You can't manage what you can't measure (incorrectly attributed to) W. Edwards Deming
Deming actually said the opposite. That “it is wrong to suppose that if you can't measure it, you can't manage it – a costly myth” and ranked running a company on visible figures alone as one of his 7 deadly diseases. However it is definitely easier to manage things you can measure, there's less doubt as to whether things getting better.
After feeling like I'd been less effective than I could be for a couple of weeks I was determined to turn things around. And so the first step: define the status quo.
Where do I spend my time?
In one of the many generous conversations I've had recently with technical recruiter extraordinaire, Matt Allen, he reminded me of an app I'd used some time ago called RescueTime. It's a little widget that sits inconspicuously away in your system tray and tracks how many minutes you spend in each app.
For apps that have multiple tabs (e.g., browsers, terminal) it can log the tab title instead. Which is great because over the course of a day I
typically end up with dozens of tabs in each. And some minor tweaking of my
tmux setup means that each tab title is the project it relates to.
My whole day isn't work though, nor do I want it to be. I want to make sure that I'm getting a healthy balance of activity in too. I've got one of the first generation FitBits but I don't use it anymore. I'd forget to charge it, or forget to take it off the charger, or accidentally wash it and need to buy a replacement. I've got a Garmin watch I use for training, but it only tracks me when I'm running. After downloading what seemed like every health app on the App Store I came across Withings Health Mate. I think it's meant to be an accompaniment to all of the other devices Withings sells, but the fact it plugged into HealthKit on iOS worked just fine for me. The main benefit it had over everything else though was that it would sync my data to Withings site which I could then access via their API.
What did I get done?
I use @iDoneThis to break the self-perpetuating negative feedback cycle.
At 5pm each day I get a gentle email reminder from iDoneThis, which I reply to with bullet-points capturing what I got completed that day. It took me a while to get into the groove of using the iDoneThis and the benefits are very subtle at first. The primary ones are:
- It forces some reflection every day. It's so easy to get caught up in the middle of things, especially on the days where you've felt unproductive and have been going down a rabbit-hole that seems pointless. But even those days typically have a few positives to come out of them: some particular problem or area you now know better than you ever thought you would, a chance to catch up with someone to talk through things, etc.
- It breaks the self-perpetuating negative feedback cycle. When you have a down day, it's so easy to start the following day on a similar vibe. String two or three of those days together and you're quickly in a sustained slump that's hard to break. That moment of pause. That email with the positives of the things you got done. The reminder which includes "here's what you got done yesterday". It all combines to stop a few days of challenges being perceived as downward momentum.

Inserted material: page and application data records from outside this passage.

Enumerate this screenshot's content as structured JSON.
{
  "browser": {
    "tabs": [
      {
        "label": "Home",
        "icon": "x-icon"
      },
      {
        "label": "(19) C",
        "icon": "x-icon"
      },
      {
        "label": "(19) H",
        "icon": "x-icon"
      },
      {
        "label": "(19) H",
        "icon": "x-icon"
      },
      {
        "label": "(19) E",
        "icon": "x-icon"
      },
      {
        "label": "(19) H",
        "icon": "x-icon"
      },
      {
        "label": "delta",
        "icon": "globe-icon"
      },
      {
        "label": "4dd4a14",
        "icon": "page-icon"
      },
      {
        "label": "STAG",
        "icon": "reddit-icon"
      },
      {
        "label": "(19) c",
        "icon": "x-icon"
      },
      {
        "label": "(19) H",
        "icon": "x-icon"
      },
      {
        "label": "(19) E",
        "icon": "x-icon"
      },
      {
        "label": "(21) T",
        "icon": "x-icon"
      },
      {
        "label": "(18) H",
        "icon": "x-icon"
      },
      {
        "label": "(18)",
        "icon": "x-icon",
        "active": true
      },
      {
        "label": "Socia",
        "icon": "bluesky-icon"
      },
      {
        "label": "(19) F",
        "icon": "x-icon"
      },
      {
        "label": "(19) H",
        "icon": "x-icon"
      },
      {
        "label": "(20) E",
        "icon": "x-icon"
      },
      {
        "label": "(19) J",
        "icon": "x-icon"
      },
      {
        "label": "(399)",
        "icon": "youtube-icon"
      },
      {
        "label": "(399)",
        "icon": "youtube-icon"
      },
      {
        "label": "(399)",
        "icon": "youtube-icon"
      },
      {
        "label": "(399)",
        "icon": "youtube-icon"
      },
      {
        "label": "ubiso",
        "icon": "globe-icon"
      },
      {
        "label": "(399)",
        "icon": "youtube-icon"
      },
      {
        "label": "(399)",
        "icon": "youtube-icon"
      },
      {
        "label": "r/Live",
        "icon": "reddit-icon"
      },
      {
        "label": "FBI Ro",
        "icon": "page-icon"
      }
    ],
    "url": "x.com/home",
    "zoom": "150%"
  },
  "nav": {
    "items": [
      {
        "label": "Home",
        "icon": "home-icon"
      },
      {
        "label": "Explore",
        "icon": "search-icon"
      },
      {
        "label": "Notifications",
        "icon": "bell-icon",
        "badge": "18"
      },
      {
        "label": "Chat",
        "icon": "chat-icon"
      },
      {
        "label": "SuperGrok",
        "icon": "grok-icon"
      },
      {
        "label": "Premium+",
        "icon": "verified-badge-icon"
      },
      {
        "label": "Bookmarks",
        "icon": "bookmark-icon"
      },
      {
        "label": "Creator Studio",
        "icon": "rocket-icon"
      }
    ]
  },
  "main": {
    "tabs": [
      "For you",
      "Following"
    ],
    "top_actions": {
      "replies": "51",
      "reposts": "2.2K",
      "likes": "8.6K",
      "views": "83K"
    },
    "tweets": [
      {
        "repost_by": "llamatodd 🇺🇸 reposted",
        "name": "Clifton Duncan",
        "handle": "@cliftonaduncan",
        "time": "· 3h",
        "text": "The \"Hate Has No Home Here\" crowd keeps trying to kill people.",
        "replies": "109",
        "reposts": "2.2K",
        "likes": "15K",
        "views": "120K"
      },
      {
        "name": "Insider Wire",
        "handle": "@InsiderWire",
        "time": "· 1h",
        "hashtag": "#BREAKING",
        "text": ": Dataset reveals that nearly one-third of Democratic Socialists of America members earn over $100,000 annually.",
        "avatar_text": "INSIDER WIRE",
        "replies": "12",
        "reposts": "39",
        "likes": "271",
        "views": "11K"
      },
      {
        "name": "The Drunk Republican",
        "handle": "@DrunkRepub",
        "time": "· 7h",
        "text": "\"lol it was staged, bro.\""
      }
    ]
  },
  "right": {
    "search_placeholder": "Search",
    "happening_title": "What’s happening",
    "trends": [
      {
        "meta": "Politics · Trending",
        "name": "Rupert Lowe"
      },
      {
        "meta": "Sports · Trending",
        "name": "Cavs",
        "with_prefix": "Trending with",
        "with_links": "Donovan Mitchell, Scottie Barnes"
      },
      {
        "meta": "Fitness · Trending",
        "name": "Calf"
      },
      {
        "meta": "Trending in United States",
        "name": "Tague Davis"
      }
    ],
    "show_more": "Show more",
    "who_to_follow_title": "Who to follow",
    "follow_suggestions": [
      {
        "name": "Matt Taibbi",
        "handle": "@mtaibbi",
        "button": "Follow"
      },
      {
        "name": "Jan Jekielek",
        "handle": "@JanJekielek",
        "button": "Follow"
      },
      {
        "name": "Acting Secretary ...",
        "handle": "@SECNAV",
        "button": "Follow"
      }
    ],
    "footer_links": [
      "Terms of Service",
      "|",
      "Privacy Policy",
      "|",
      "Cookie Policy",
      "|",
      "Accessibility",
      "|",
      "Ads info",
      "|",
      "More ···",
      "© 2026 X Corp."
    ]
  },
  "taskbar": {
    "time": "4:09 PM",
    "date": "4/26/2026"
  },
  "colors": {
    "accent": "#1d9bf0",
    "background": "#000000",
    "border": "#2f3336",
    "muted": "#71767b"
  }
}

- The reminder email includes the previous day and previous months items. It's been a great quick snapshot of how things have moved, or haven't. I'll touch on how much impact that has had later.
What are the impacts?
What's moved as a result of all this effort? So the low-hanging fruit here was the story points delivered in an iteration (as logged in our planning tool, Agile Planner). But story points are hardly an exact science, and don't make much sense outside the context of the team and planning. So what else could we look at? There's already a bunch of business metrics (e.g., signups, churn, etc.) but my work and focus today is at best a leading indicator for those metrics, and we've no real idea (yet!) exactly how correlated they might be or how much they'd typically be leading by. Instead I looked at some more system level metrics:
- How often was code being deployed?
- How many exceptions were being raised on production systems?
- What was total service uptime/availability?
Most customer facing services are deployed to Heroku, so counting the number of deployments was easy using their Release API endpoint. Exceptions were also quick to fetch as they're all being logged into Honeybadger. Likewise availability thanks to Pingdom.
How am I feeling?
As I was setting all this up I came across another service called Retroospect. I already add some minor commentary to iDoneThis to track my emotional state and at-the-time-perspective of how things are going, but I thought a weekly review specially focussed on it could help.
And it did.
What did it uncover?!
The trick is to realize that counting, measuring, and tracking is not about the result. It's about the system, not the goal. James Clear
This whole process started because I said I'd been feeling less effective. I'd constructed a bunch of tooling to help me measure various things, and in the process was already filled with ideas on what I could change.
But it had also raised one much, much larger question: How do we define "productivity"?
So before we can dig into the data, the experiments, and the results we need to first answer that question.